Mexico water monster may have disappeared
Story by MARK
STEVENSON / AP
MEXICO CITY -- Mexico's salamander-like axolotl may have disappeared from
its only known natural habitat in Mexico City's few remaining lakes.
It's disturbing news for an admittedly ugly creature, which has a slimy tail,
plumage-like gills and mouth that curls into an odd smile.
The axolotl is known as the "water monster" and the "Mexican
walking fish." Its only natural habitat is the Xochimilco network of lakes
and canals - the "floating gardens" of earth piled on reed mats that
the Aztecs built to grow crops but are now suffering from pollution and urban
Biologist Armando Tovar Garza of Mexico's National Autonomous University said
Tuesday that the creature "is in serious risk of disappearing" from
Describing an effort last year by researchers in skiffs to try to net axolotls
in the shallow, muddy waters of Xochimilco, Tovar Garza summed up the results
as "four months of sampling - zero axolotls."
Some axolotls still survive in aquariums, water tanks and research labs, but
experts said those conditions aren't the best, because of interbreeding and
Growing up to a foot long (30 centimeters), axolotls use four stubby legs to
drag themselves along the bottom or thick tails to swim in Xoxhimilco's murky
channels while feeding on aquatic insects, small fish and crustaceans. But the
surrounding garden-islands have increasingly been converted to illicit
shantytowns, with untreated sewage often running off into the water.

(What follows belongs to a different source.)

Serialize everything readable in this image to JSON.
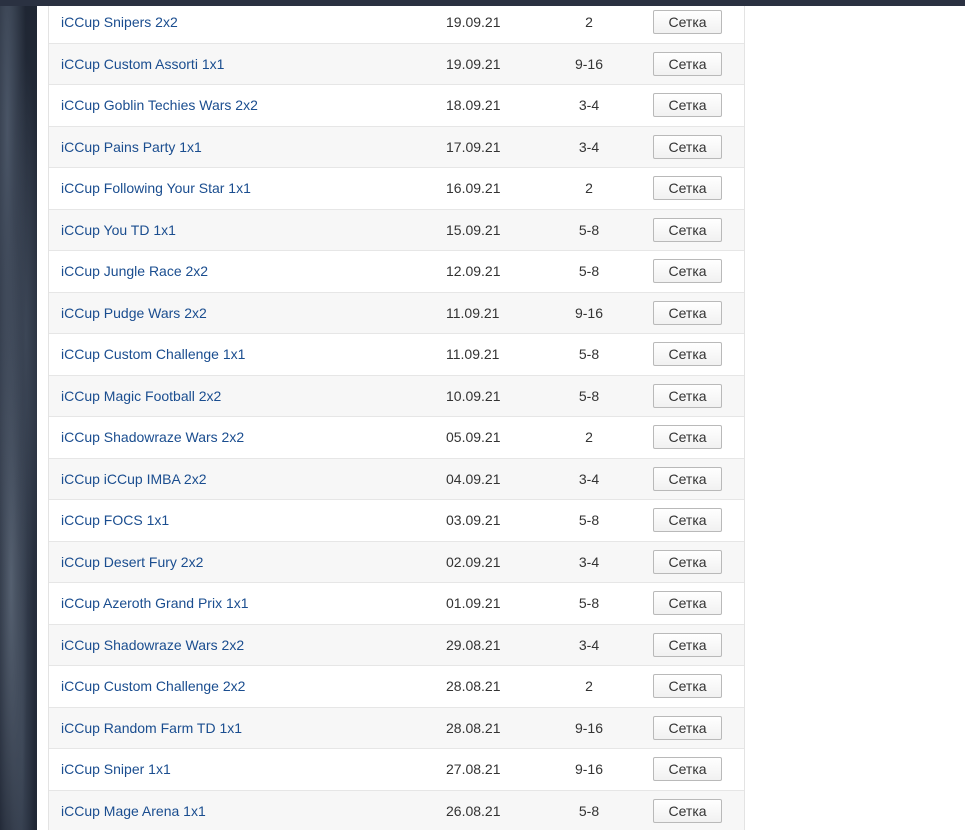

The Mexican Academy of Sciences said in a statement that a 1998 survey found an
average of 6,000 axolotls per square kilometer, a figure that dropped to 1,000
in a 2003 study, and 100 in a 2008 survey.
Tovar Garza said it is too early to declare the axolotl extinct in its natural
habitat. He said that in early February, researchers will begin a three-month
search in hopes of finding what may be the last free-roaming axolotl.
The searches "on almost all the canals have to be repeated, because now we
are in the cold season, with lower temperatures, and that is when we ought to
have more success with the axolotls, because it is when they breed," Tovar
Alarmed by the creature's falling numbers in recent years, researchers built
axolotl "shelters" in Xochimilco.
Sacks of rocks and reedy plants act as filters around a selected area, and
cleaner water is pumped in, to create better conditions. The shelters also were
intended to help protect the axolotls from non-native carp and tilapia that
were introduced to the lake system years ago and compete with axolotls for
Source: Associated Press